FAYETTEVILLE — “Instant Image Makeover” debuted Tuesday night on ESPN.
In a 2-hour window, the perception of Arkansas as an outmanned bunch of so-so shooters was reshaped against a legitimate contender for the national championship.
Florida shot threes like Arkansas usually does — maybe worse — and the Razorbacks impersonated the Gators, the best shooting team in the Southeastern Conference. When Jacorey Williams, who was 0-of-4 from outside in eight previous SEC games, threw one in for 29-13, a beat writer reacted with “Really?”
Driving to Fayetteville, I offered that a 12-point Arkansas loss would be acceptable, maybe even an accomplishment. Conventional wisdom said that for the Razorbacks to win, Florida would have to turn the ball over about 20 times and shoot poorly. Even then, the outcome would be dicey the way Arkansas shoots threes.
Florida looked like a team burdened by its new No. 2 ranking and Arkansas played hard and loose, harassing the Gators and corralling every available ball. Arkansas contested most shots and Florida missed many of the open ones.
Scott Wilbekin’s 15-footer just before the halftime buzzer had two chances to go down, but didn’t and he walked off the court shaking his head in disbelief — an understandable reaction to a 43-26 deficit.
Trying to explain Arkansas’ 53.3 shooting percentage vs. Florida’s 29.2 at halftime, a seatmate just shook his head. Asking around, the best anybody could come up with was “Home.” Too easy. If that was the answer, wouldn’t Arkansas shoot lights out every game in Walton Arena?
Unquestionably, the Razorbacks’ victory was rooted in three-point shooting. Twelfth in the league at less than 30 percent, Arkansas made seven of its first nine on the way to a 37-15 lead. The shooting was as confounding as the shooters.
Not only did Williams make one, Michael Qualls — 1-of-3 from outside since early January — swished his only attempt from outside. B.J. Young, 4-of-27 in the SEC, made 2-of-5 in the first half.
On the other side, Erik Murphy — the second-best three-point shooter in the nation at better than 51 percent — missed all three of his first-half attempts and one more before a make.
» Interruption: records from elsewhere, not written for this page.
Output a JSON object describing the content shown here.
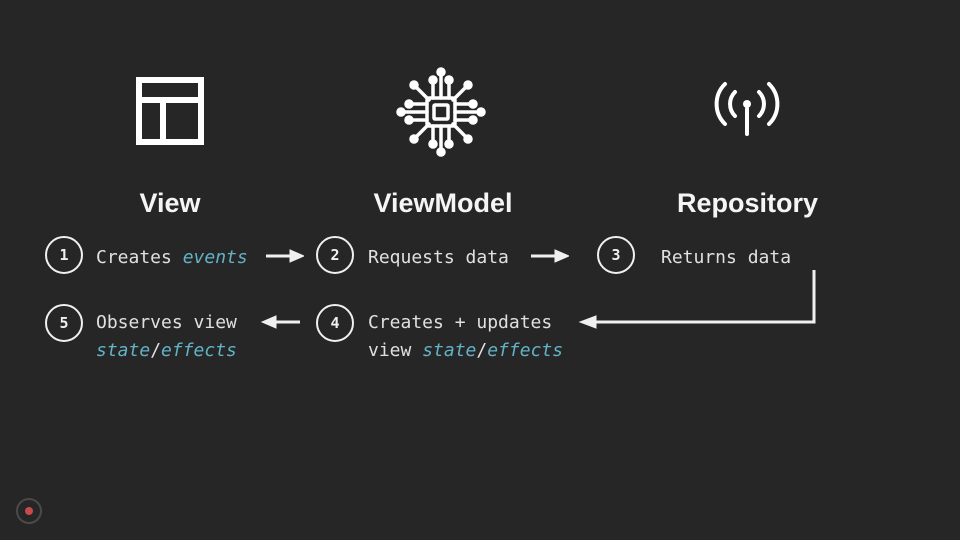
{
  "columns": {
    "view": {
      "title": "View"
    },
    "viewmodel": {
      "title": "ViewModel"
    },
    "repository": {
      "title": "Repository"
    }
  },
  "steps": {
    "s1": {
      "num": "1",
      "pre": "Creates ",
      "hi1": "events"
    },
    "s2": {
      "num": "2",
      "text": "Requests data"
    },
    "s3": {
      "num": "3",
      "text": "Returns data"
    },
    "s4": {
      "num": "4",
      "line1": "Creates + updates",
      "line2pre": "view ",
      "hi1": "state",
      "slash": "/",
      "hi2": "effects"
    },
    "s5": {
      "num": "5",
      "line1": "Observes view",
      "hi1": "state",
      "slash": "/",
      "hi2": "effects"
    }
  }
}
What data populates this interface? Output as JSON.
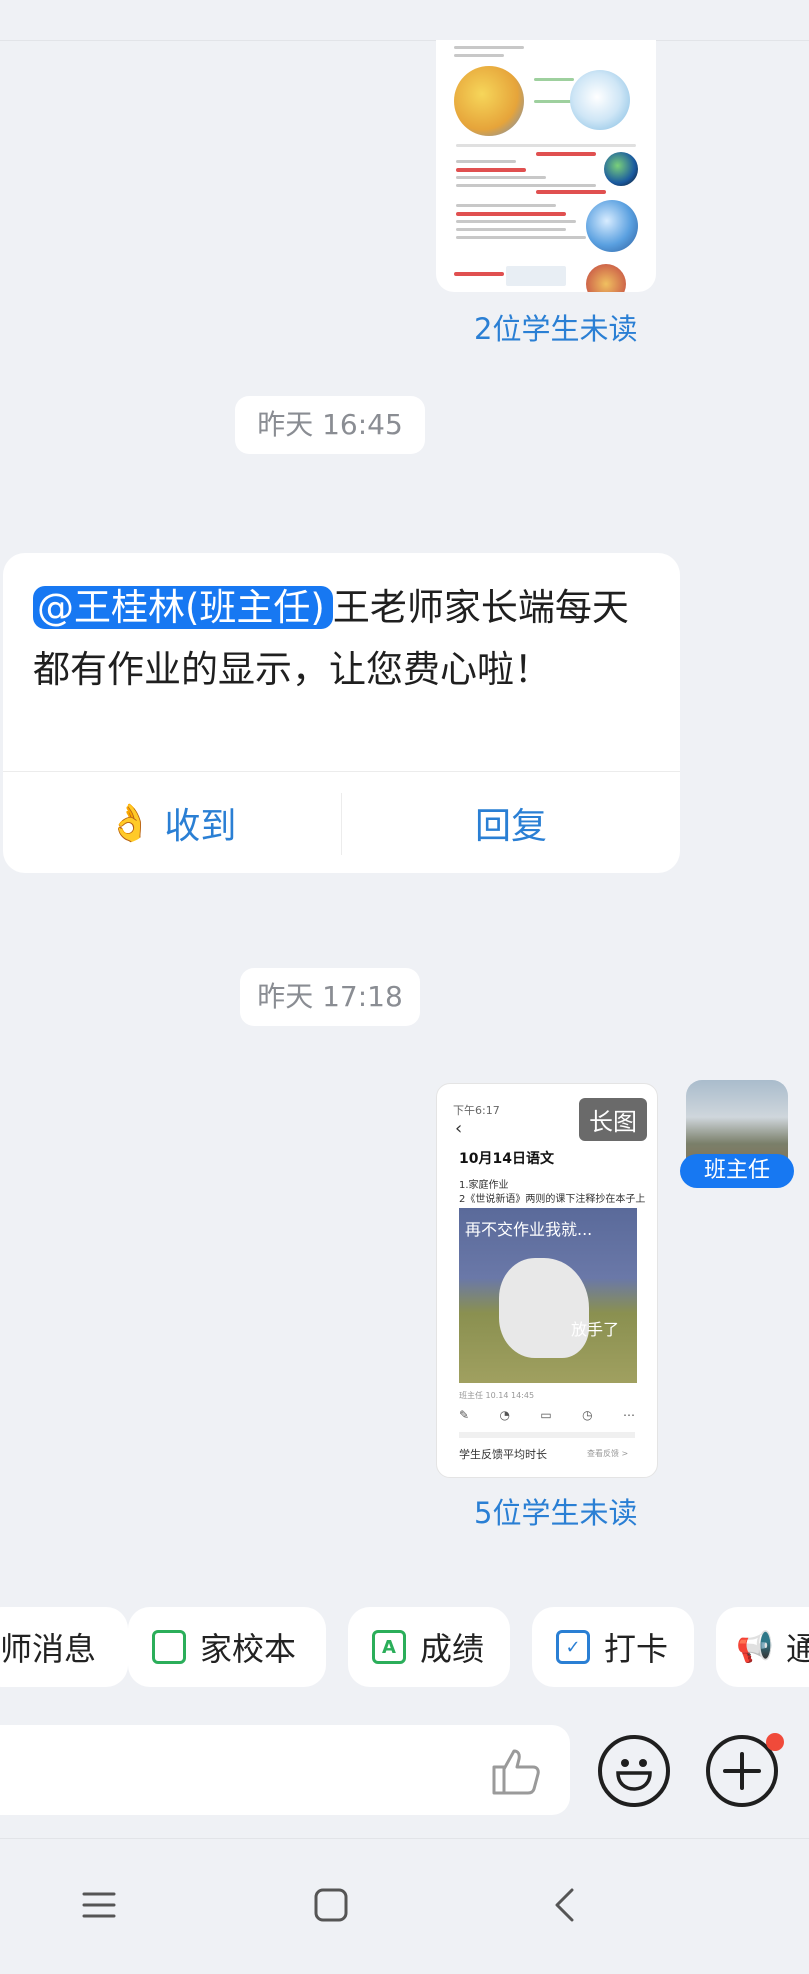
{
  "messages": {
    "doc_image": {
      "unread": "2位学生未读"
    },
    "time_1": "昨天 16:45",
    "mention_msg": {
      "mention": "@王桂林(班主任)",
      "text": "王老师家长端每天都有作业的显示，让您费心啦！",
      "ack_emoji": "👌",
      "ack_label": "收到",
      "reply_label": "回复"
    },
    "time_2": "昨天 17:18",
    "long_image": {
      "badge": "长图",
      "status_bar": "下午6:17",
      "title": "10月14日语文",
      "line1": "1.家庭作业",
      "line2": "2《世说新语》两则的课下注释抄在本子上",
      "meme_top": "再不交作业我就...",
      "meme_bottom": "放手了",
      "author": "班主任 10.14 14:45",
      "footer": "学生反馈平均时长",
      "footer_link": "查看反馈 >",
      "unread": "5位学生未读"
    },
    "sender_role": "班主任"
  },
  "quick_actions": [
    {
      "label": "师消息",
      "color": "#333333"
    },
    {
      "label": "家校本",
      "color": "#2bae5a"
    },
    {
      "label": "成绩",
      "color": "#2bae5a"
    },
    {
      "label": "打卡",
      "color": "#2a7fd4"
    },
    {
      "label": "通",
      "color": "#f07a2a"
    }
  ],
  "input": {
    "placeholder": ""
  },
  "colors": {
    "accent": "#1778f2",
    "link": "#2a7fd4",
    "badge": "#f04a3a"
  }
}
With less than a second to play and the 80-69 victory secure, Arkansas’ ball handler threw the ball into the air. It bounced off the shoulder of Mardracus Wade who never flinched while on a beeline to the exuberant student section.
For perspective on Arkansas’ production in the first 20 minutes, know that only one of the Gators’ eight SEC opponents had topped 52 points in 40 minutes.
Florida started the second half stumbling around and Arkansas’ lead climbed to 23. The next time I looked up, it was 16. Arkansas was on the verge of a second straight shot clock violation when Qualls scored and Hunter Mickelson put back a miss on the next possession. Kikko Haydar’s three for a 20-point lead was preceded by two missed free throws by Michael Frazier, a 94 percent shooter from the line, and followed by the Gators failing to get anything from two fast breaks, even though they had the numbers.
It was that kind of night, one where they suffered a 10-second violation although there was no pressure on the ball and threw a pass to the Arkansas bench. They had 16 turnovers; it seemed like more.
The Razorbacks didn’t rush things in the second half — the crowd counted down the shot clock on the many occasions it dipped under 10 — and didn’t shoot as well as they did during the first half. Still, the outcome was never in doubt.
Once the euphoria wears off, the question is: What next? Did Arkansas turn the corner against the SEC favorite? I suspect the answer depends a great deal on three-point shooting.
Harry King is sports columnist for Stephens Media’s Arkansas News Bureau. His email address is firstname.lastname@example.org.